Goodman May Be Released After Appealing Conviction
Many people have been following the John Goodman DUI Manslaughter case almost as avidly as they followed the Casey Anthony case. Goodman was convicted
in March of killing 23-year-old Scott Wilson in a car crash, he trudged his way through an arduous court process leading to conviction and controversy. Then, Goodman’s defense lawyers made several claims that the conviction should be overturned because of jury misconduct. Now, after the hearing and questioning of the jury, the judge may release Goodman while he appeals his conviction.
John Goodman Sentencing
Goodman is scheduled to be sentenced today for a DUI Manslaughter conviction. Viewers can watch the sentencing hearing live when it begins. According to Florida law, Judge Colbath is actually able to release Goodman on bond after he has been sentenced – which is exactly what his criminal defense lawyers are pushing for.
According to an article in WPTV News, Juror Dennis DeMartin, who wrote and self-published a book about Goodman’s trial, will return to court for a ‘supplemental interview’ before the sentencing hearing begins.

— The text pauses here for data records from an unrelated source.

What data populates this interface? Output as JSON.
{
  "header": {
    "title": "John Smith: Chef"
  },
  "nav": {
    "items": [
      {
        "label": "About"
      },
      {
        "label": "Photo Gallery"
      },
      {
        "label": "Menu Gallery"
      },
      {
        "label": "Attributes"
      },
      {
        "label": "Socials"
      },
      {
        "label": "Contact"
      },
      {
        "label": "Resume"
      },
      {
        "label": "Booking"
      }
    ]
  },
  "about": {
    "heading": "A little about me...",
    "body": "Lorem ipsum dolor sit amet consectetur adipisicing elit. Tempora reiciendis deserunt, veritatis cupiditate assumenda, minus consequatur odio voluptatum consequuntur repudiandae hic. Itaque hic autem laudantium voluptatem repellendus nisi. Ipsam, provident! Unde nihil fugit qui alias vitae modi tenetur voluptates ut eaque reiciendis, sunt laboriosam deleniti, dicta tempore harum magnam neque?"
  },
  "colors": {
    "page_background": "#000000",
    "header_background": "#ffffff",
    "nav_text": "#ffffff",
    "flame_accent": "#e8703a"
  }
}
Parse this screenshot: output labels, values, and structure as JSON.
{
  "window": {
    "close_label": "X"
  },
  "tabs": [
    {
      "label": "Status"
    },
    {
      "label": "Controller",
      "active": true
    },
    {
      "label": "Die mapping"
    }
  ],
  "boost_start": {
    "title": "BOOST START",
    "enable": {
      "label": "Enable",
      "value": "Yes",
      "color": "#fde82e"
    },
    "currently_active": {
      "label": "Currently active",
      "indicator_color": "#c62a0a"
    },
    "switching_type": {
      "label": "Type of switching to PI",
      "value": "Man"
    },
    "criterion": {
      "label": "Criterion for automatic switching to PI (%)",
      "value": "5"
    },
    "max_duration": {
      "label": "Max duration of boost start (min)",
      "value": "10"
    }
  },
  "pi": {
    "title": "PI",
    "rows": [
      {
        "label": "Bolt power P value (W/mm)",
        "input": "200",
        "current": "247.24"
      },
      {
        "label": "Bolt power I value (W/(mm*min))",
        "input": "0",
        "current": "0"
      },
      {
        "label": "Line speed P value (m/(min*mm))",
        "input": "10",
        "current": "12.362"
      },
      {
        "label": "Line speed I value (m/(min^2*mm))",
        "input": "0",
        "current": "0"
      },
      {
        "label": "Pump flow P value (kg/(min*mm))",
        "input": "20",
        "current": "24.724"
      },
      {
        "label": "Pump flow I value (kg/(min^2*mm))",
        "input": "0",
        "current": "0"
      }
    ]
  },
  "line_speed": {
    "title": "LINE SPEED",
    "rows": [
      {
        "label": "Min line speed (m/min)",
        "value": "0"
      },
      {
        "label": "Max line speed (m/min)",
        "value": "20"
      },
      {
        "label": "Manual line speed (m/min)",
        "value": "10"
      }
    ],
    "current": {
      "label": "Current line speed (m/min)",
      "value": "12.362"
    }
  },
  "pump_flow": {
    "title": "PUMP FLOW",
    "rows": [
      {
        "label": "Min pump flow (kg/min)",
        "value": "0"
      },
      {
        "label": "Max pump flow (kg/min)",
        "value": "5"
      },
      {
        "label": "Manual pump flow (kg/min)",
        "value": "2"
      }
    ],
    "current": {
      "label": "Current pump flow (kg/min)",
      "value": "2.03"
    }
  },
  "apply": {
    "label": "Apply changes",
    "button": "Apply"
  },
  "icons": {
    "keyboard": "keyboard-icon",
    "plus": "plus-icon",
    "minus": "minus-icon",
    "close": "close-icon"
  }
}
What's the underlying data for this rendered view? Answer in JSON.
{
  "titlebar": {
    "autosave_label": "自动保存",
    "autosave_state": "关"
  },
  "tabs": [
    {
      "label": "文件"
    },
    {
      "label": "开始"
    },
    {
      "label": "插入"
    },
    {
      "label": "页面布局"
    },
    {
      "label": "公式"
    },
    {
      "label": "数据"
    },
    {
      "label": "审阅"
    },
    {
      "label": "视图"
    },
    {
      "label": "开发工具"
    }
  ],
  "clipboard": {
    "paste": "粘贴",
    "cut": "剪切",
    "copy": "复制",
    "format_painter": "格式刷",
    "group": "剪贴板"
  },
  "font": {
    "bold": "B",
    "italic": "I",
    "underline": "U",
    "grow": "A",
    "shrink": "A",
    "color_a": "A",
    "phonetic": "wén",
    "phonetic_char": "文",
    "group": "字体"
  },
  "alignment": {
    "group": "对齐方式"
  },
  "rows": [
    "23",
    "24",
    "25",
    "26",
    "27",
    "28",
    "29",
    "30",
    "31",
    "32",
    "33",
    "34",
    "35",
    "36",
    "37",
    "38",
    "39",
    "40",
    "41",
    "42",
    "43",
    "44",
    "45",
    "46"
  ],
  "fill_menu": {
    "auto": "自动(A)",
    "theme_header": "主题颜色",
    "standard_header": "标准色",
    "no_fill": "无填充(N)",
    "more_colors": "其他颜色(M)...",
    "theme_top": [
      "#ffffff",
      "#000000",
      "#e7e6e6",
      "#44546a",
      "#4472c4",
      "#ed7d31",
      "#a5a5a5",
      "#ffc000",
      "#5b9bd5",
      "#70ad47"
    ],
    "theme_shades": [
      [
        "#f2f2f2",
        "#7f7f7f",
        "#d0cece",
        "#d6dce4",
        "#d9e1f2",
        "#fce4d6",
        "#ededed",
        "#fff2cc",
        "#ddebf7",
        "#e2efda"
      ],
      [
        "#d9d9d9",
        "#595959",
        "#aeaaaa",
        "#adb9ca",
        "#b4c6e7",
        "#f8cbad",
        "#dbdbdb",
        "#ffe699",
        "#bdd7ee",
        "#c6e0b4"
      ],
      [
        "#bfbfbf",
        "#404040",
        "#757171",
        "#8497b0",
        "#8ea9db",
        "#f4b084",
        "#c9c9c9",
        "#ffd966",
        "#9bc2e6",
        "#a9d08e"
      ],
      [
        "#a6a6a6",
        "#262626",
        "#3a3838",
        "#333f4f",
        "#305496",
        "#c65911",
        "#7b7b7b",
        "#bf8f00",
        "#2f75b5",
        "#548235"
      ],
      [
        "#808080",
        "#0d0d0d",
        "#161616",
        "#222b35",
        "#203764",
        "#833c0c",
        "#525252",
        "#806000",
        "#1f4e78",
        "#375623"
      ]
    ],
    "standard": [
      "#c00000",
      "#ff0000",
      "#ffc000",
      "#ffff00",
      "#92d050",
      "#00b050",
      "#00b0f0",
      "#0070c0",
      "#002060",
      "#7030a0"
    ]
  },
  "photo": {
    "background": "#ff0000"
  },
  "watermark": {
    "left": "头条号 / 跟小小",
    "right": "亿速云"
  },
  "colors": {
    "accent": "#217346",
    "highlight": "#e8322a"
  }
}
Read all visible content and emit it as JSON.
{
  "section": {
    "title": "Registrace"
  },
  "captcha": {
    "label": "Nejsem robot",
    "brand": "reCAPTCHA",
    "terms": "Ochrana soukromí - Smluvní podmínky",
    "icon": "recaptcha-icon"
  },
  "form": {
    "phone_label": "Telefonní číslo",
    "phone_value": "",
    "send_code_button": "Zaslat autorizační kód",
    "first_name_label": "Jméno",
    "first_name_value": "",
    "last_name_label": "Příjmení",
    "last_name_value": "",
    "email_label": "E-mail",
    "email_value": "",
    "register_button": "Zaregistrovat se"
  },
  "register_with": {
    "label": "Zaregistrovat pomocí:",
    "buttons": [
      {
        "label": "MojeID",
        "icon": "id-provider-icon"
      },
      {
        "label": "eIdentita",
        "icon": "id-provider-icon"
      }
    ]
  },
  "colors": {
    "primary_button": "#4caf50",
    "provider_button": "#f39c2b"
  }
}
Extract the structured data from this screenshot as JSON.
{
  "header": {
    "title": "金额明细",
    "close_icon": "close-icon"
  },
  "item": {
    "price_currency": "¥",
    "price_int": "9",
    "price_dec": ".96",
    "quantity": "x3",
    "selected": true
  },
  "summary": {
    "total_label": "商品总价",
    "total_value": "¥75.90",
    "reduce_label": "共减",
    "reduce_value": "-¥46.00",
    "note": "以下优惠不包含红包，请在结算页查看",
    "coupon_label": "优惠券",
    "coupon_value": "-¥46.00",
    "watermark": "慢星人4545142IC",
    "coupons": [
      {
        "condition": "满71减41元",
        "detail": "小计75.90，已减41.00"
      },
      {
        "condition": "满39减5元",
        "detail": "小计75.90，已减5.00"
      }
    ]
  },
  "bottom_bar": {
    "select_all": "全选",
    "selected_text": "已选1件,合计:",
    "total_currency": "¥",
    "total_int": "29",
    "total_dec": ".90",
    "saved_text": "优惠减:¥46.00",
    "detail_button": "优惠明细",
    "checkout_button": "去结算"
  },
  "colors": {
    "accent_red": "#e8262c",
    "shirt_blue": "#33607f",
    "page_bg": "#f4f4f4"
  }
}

He will be asked questions about the allegations of jury misconduct relating to his book. His answers may very well affect Judge Colbath’s actions.
Goodman’s defense attorneys submitted 13 potential questions to the court Thursday that they plan to ask DeMartin during today’s interview, which is set to begin today at 1:59 p.m.
According to the article, DeMartin’s book details an experiment he did to better understand how much Goodman might have had to drink the night he crashed his car into Scott Wilson. The experiment included that he drank three vodka and tonics between 9:00-10:00 p.m. the night before the verdict, and became disoriented walking around his apartment complex as a result.
In chapter 9 of DeMartin’s book, he writes, “When the alarm went off the next morning, I got up and felt relieved. The question in my mind the night before was answered to me. Even if a person is not drunk, 3 or 4 drinks would make it impossible to operate a vehicle. I got dressed and was in a fine frame of mind to go deliberate the evidence we had,” according to WPTV News.
Judge Colbath had specifically told the jurors to make their deliberations solely based on the evidence presented in the courtroom. DeMartin’s experiment may be seen as a direct violation of the judge’s orders, and could be ruled as jury misconduct.
Prosecutors filed a sentence recommendation Thursday, asking Judge Colbath to sentence Goodman to 20 years in prison.